If a line in the entries contains the word "name", list it.

• _MATERIAL PROVIDED_:
------------------------------------------------

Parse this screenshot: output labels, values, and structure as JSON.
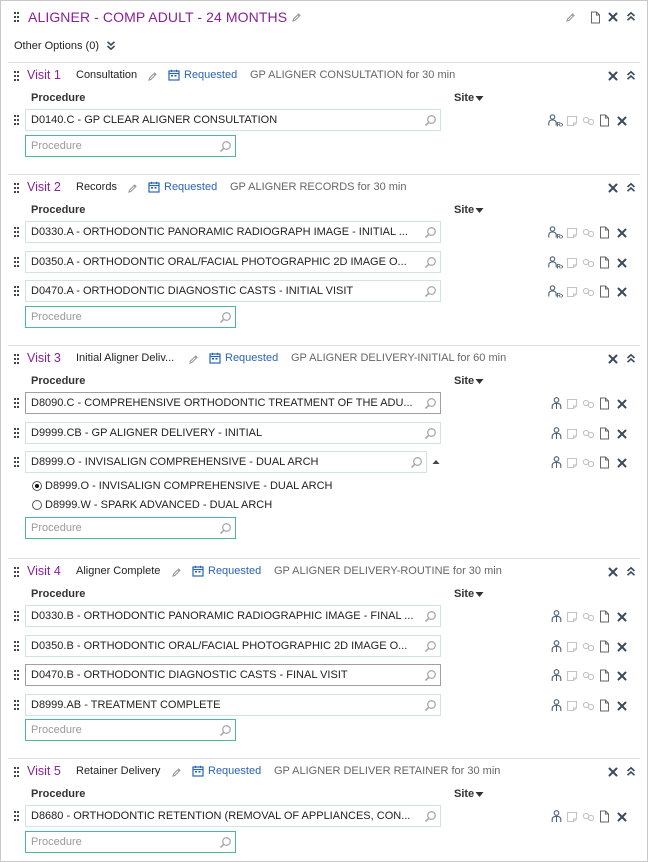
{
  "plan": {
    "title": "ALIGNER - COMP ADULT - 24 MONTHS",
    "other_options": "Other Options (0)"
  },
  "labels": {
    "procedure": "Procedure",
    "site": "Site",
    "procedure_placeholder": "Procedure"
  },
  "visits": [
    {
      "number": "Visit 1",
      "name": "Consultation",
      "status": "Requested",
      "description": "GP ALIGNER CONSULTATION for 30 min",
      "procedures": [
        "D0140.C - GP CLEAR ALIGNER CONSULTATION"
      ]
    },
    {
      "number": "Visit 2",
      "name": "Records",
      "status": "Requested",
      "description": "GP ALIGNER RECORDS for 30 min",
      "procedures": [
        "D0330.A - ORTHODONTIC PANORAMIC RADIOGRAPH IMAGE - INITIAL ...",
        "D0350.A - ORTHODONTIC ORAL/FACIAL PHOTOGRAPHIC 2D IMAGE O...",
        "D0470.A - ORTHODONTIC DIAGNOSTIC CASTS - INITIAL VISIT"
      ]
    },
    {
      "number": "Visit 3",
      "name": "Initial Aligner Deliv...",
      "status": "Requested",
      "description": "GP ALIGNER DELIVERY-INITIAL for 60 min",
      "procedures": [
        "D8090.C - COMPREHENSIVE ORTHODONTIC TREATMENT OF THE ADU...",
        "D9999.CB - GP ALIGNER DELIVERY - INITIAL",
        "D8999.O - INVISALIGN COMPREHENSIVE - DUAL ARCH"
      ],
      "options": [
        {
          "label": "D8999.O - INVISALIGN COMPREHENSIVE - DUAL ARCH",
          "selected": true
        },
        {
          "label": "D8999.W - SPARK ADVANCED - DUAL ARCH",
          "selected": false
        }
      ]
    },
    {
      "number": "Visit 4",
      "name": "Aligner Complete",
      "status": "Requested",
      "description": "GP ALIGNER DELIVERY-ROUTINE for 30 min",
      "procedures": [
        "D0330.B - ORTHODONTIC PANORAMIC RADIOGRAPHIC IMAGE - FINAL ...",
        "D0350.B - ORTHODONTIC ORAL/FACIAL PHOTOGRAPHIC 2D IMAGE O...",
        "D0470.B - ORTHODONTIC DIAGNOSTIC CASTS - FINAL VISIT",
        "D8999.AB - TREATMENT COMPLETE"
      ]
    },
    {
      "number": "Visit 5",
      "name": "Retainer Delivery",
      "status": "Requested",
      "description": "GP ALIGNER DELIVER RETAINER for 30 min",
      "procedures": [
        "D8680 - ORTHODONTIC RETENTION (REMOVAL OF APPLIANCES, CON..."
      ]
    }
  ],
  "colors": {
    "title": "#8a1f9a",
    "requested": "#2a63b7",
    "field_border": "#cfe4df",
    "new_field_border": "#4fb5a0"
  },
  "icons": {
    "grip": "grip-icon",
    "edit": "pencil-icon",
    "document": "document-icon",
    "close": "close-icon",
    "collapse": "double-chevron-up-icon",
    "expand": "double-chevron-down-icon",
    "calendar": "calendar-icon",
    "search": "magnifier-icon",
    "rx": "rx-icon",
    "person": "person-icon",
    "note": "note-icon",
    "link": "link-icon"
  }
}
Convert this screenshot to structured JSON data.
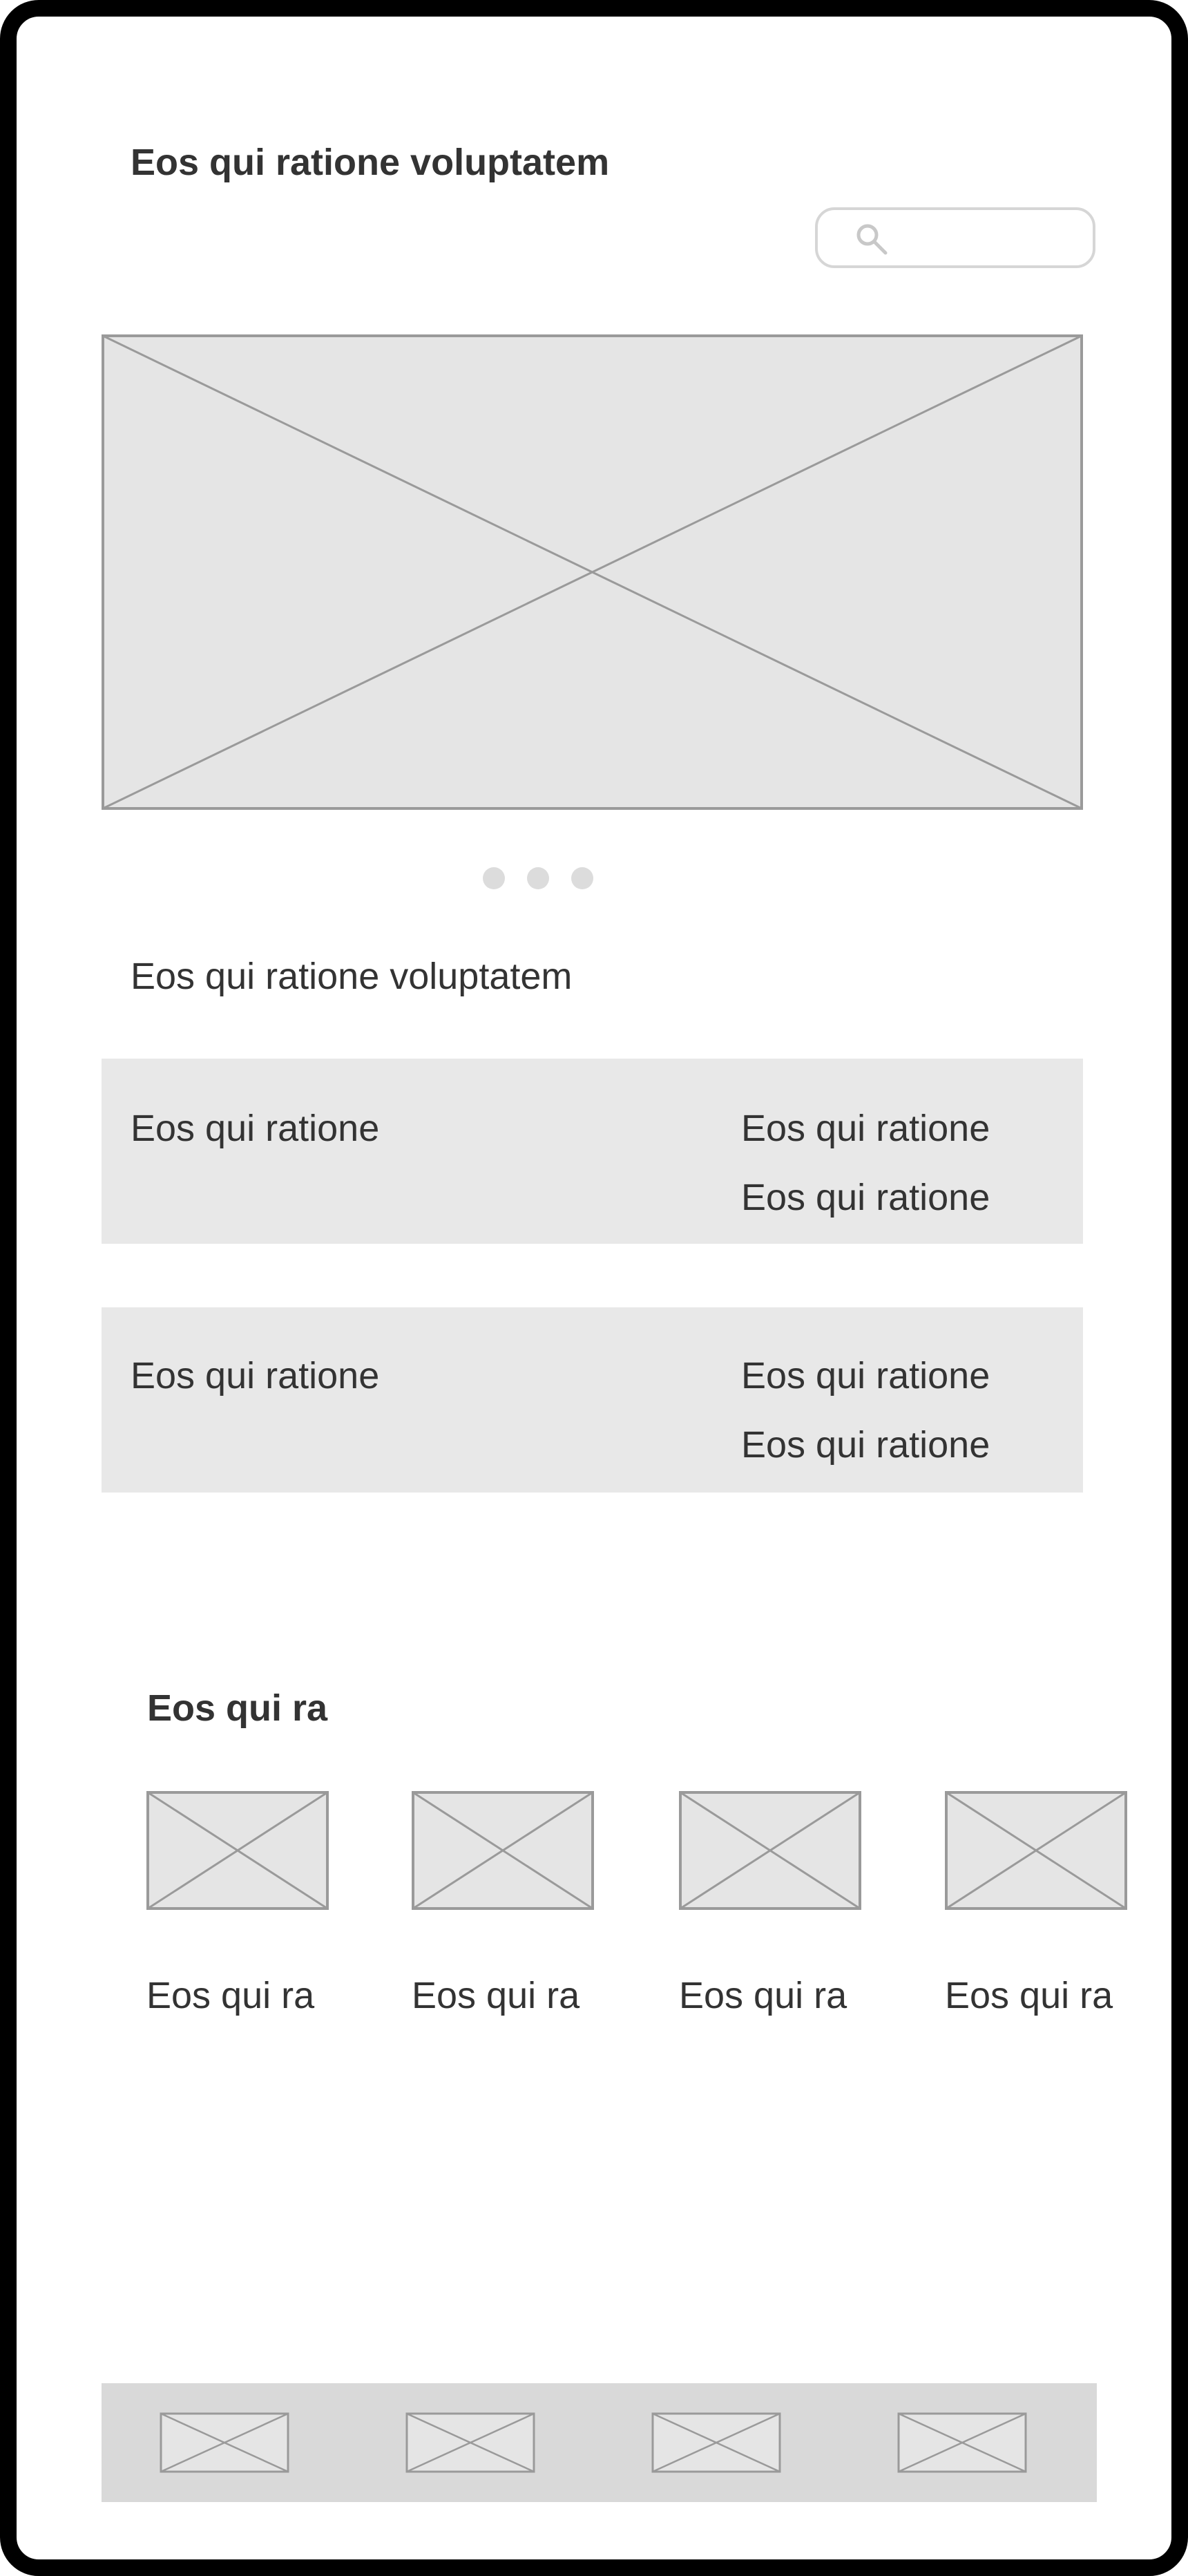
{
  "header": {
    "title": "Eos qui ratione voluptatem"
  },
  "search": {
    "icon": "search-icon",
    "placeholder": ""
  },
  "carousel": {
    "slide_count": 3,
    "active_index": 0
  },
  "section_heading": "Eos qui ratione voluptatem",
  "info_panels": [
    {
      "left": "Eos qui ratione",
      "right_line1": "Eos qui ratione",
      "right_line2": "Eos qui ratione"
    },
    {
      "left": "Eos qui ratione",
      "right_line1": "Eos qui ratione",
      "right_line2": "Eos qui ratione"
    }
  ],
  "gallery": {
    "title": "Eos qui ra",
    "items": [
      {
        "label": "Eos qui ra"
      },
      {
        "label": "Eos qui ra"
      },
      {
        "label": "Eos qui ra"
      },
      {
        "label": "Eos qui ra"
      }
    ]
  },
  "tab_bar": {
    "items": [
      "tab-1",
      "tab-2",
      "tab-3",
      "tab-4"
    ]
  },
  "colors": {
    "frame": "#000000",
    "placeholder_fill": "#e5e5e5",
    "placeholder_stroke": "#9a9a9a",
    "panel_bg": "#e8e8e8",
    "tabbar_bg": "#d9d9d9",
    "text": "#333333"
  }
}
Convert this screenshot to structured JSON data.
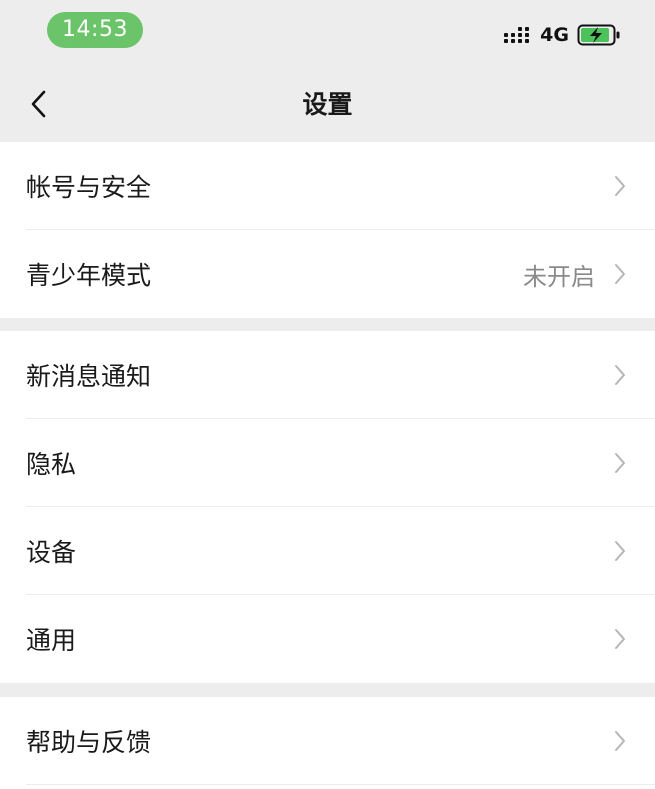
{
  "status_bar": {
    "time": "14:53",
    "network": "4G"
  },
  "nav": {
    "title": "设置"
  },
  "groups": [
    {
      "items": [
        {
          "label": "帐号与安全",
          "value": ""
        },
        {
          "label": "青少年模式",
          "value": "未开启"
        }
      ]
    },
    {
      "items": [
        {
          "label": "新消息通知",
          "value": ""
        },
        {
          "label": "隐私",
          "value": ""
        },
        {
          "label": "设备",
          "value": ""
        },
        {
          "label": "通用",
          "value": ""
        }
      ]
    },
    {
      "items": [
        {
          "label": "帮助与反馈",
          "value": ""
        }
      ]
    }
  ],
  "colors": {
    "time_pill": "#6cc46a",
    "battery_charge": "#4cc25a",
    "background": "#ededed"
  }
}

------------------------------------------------

• _WRITTEN ANSWER_:
      "name": "Consultation",
      "name": "Records",
      "name": "Initial Aligner Deliv...",
      "name": "Aligner Complete",
      "name": "Retainer Delivery",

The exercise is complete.